the race museum


I’m on the last full day of vacation with family in Myrtle Beach, South Carolina. The weather has been superb, bright, sunny, warm ocean waters and no rain… so far. We rented a condo near the beach and are thoroughly enjoying ourselves here in the friendly hospitable south.

Even though my dad was born and raised in South Carolina, it’s not a place I have frequented. He migrated to the east coast when he was 16 in search of work and a wife and hardly ever returned to the south with his newly created family when I was growing up. So, the first time I was here in South Carolina was as an adult about 17 years ago when a friend and I spontaneously decided to drive down to Myrtle Beach to visit other friends who were staying here for the summer. It was the mid-1990s and I fully embraced the pretty beaches, the endless golf courses, swimming pools, water parks and ton of great places to eat.

However, I also recall curious feelings when staring back at a white woman who stared at me as I ordered ice cream in an ice cream parlor. She didn’t seem to care that I saw her staring, I tried smiling but she maintained her stare. I also remember going out to a dance club and meeting a man dressed like a cowboy, donning the boots and hat with jeans and plaid button down shirt. He slithered up beside me, said “howdy” and told me he lived nearby and wanted me to come visit. I kindly declined. He smiled and said “it’s ok honey, you should know, I love me some black women.” He was white. I just nodded, “oh yea?” And the few black people I met who annoyed me when they appeared to defer to white people all the time.

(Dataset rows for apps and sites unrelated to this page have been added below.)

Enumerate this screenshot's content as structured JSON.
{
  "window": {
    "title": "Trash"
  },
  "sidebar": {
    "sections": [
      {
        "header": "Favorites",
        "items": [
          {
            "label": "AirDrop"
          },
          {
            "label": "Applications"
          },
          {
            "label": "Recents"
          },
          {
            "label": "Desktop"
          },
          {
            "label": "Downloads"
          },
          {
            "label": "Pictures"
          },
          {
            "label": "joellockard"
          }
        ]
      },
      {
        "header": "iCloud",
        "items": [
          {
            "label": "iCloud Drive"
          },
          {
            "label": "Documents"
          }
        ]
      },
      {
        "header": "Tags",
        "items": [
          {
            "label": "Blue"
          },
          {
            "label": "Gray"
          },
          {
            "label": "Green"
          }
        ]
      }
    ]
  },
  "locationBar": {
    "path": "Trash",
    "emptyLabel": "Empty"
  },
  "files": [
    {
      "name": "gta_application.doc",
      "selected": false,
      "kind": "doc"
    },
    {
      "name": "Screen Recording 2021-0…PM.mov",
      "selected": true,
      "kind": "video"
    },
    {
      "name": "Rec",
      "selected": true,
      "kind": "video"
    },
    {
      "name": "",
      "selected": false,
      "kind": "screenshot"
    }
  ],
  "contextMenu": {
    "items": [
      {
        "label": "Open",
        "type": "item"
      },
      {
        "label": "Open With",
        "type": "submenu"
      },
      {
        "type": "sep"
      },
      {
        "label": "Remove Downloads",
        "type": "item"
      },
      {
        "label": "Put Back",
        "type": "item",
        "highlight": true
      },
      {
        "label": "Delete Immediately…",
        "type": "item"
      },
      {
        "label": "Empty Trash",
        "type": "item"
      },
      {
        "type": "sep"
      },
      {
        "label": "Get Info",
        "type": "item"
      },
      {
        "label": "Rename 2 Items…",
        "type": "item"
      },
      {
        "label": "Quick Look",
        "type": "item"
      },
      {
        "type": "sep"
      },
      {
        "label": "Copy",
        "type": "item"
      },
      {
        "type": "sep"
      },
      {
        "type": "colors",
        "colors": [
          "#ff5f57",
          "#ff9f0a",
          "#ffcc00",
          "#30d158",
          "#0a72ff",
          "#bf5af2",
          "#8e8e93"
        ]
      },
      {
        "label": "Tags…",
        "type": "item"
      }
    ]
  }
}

Ugh. The only other place I experienced similar feelings was in New Orleans, LA.

That was then. Now it’s 2013 so I figured things could only be better, and they are. However, as I sat in a pancake house near the beach the other morning with my nieces, ages 11 and almost 13, an elderly couple sitting at the booth across from us kept staring at us as if we were objects in a museum. I figured maybe it was my imagination and decided to ignore them. But it was clear; they were staring and didn’t seem to care that we noticed them staring. After we finished our pancakes and went outside one of my nieces asked, “why was that couple staring at us like that?” The 13 year old continued, “I tried to smile at the lady but she didn’t smile back, she just kept staring.” Sigh. How do you explain potentially racist behavior to this generation of youth? They’re millennials, born on the east coast with a host of multi-racial friendships and unfamiliar with some of the blatant racist attitudes that persist in parts of the south. That is not to say that racism does not occur in the northeast, indeed it does, but it’s often less blatant than this dehumanizing staring thing.

After explaining how some white people don’t seem to think black people are quite human so they stare to see what we do, how we do it, and if we’ll fulfill any of their primitive stereotypes of us, I began an anthropological thought. I told them about a series of essays I have my first year anth students read that deal with tourism and village walks, shaping the tourist’s gaze and representing ethnic difference in Nepal, by Arjun Guneratne. The essays are an interesting analysis between foreign tourists visiting Nepal and high caste Nepalese tour guides who appease the foreign (read “western” or “white”) tourist gaze with exotic representations of the Tharus as primitive jungle dwellers who live as if they’re in an earlier time. The tourists look and stare at the so-called primitive people as if they’re in a museum.

Flipping the script I told my nieces that the white people staring at us were primitive people still living life as if they’re in an earlier time. Lets just stare back as if we’re looking at racism inside a museum. It is 2013 isn’t it? I’m just saying.

In Christ’s family there can be no division into Jew and non-Jew, slave and free, male and female. Among us you are all equal. That is, we are all in a common relationship with Jesus Christ ~Galatians 3:28-29

This entry was posted in Calenthia Dowdy, Ethnicity, Race by Calenthia Dowdy. Bookmark the permalink.

About Calenthia Dowdy

Calenthia Dowdy (PhD, American University) is a cultural anthropologist and youth ministry educator who focuses on urban youth and culture in the U.S. and Rio de Janeiro, Brazil. Alongside teaching, speaking and writing on youth, cities, race, gender, and faith, she serves as the director of faith initiatives at a comprehensive community health center that specializes in HIV/AIDS care